Specially trained FBI scientists on Wednesday surgically opened an anthrax-tainted letter sent to Sen. Patrick J. Leahy (D-Vt.) and began extracting evidence they hope will lead them to the person who launched a bioterrorism attack by mail more than two months ago.
The FBI believes the Leahy letter, as well as three other contaminated letters, may have been sent by a man operating alone in the United States. The attack has been blamed for five deaths and at least 13 illnesses in recent months.
An FBI hazardous material expert close to the investigation said the experts examining the letter believe the envelope will contain the same type of expertly processed anthrax that was discovered in a letter sent to Sen. Tom Daschle (D-S.D.).
The scientific team, which includes officials from the Atlanta-based Centers for Disease Control and Prevention, also anticipates that the enclosed letter will bear the same anti-American message contained in other anthrax mailings, including ones sent to Daschle, NBC News anchor Tom Brokaw and the New York Post.

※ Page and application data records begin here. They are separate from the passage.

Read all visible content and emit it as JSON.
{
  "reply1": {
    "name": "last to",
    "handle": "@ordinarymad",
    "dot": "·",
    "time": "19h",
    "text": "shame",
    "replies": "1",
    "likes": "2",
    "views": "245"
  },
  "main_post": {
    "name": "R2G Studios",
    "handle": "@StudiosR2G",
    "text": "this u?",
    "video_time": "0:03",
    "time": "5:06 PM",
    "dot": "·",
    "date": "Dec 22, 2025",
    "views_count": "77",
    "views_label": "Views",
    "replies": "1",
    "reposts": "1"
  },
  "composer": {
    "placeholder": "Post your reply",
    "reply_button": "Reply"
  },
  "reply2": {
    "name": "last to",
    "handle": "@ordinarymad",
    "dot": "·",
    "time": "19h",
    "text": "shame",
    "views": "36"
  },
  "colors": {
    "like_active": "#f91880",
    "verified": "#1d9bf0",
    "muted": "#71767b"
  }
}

FBI officials could not confirm late Wednesday if the opening of the envelope, a delicate procedure they had been planning for weeks, had been completed. They declined to say how long the process was expected to take. The work was being done at the Army's Medical Research Institute for Infectious Diseases at Ft. Detrick, Md.
The Leahy letter would be opened in a "controlled, secure and sterile environment in which it is necessary to control motion and air pressure," an FBI officials said.
After the deadly anthrax powder is removed, it will be sent to various labs for analysis, officials said.
The Leahy and Daschle letters were processed in the same New Jersey mail facility on Oct. 9 and bear similar block lettering and an identical return address. Anthrax spores that leaked from the Leahy letter, found nearly a month ago in quarantined Capitol Hill mail, also appear to be the same kind of finely milled anthrax that made the Daschle letter so potent, officials have said.
But in interviews late Wednesday, the hazardous material expert and other FBI officials, who asked to remain anonymous, said the Leahy letter was far more promising as an investigative tool.
They said it could provide a wealth of clues, mostly due to the large quantity of anthrax spores it appears to contain. They hope to run a wide variety of tests on the bacteria, including comparing them to the spores contained in other anthrax-laden letters as well as a national databank of anthrax specimens.
The letter sent to Daschle was opened before the danger was apparent, and most of the anthrax spores escaped before scientists were given a chance to analyze them, FBI officials said.
Authorities also hoped to gain more forensic evidence from the Leahy letter, including clues from the handwriting, the message and perhaps fingerprints and DNA evidence from traces of saliva or bits of skin that may have been left by the sender.
The FBI scientists have spent several weeks making sure conditions were ideal before beginning the process of opening the heavily sealed and taped envelope sent to Leahy.
Because the spores could be electrostatically charged, scientists were planning on gently waving a specially charged metal rod over them. That would attract the microscopic particles much like a magnet attracts metal filings, and keep them from flying away, the hazardous material expert said.
"We have been deliberate and methodical, the FBI and other government scientists, in developing a protocol to open the letter," said one FBI official. "We consulted with outside experts, and during the entire process the concern has been the safety of the scientists involved. But we must also be careful in that we can develop a prosecutable case with the forensic evidence that is obtained."Copyright © 2015, Los Angeles Times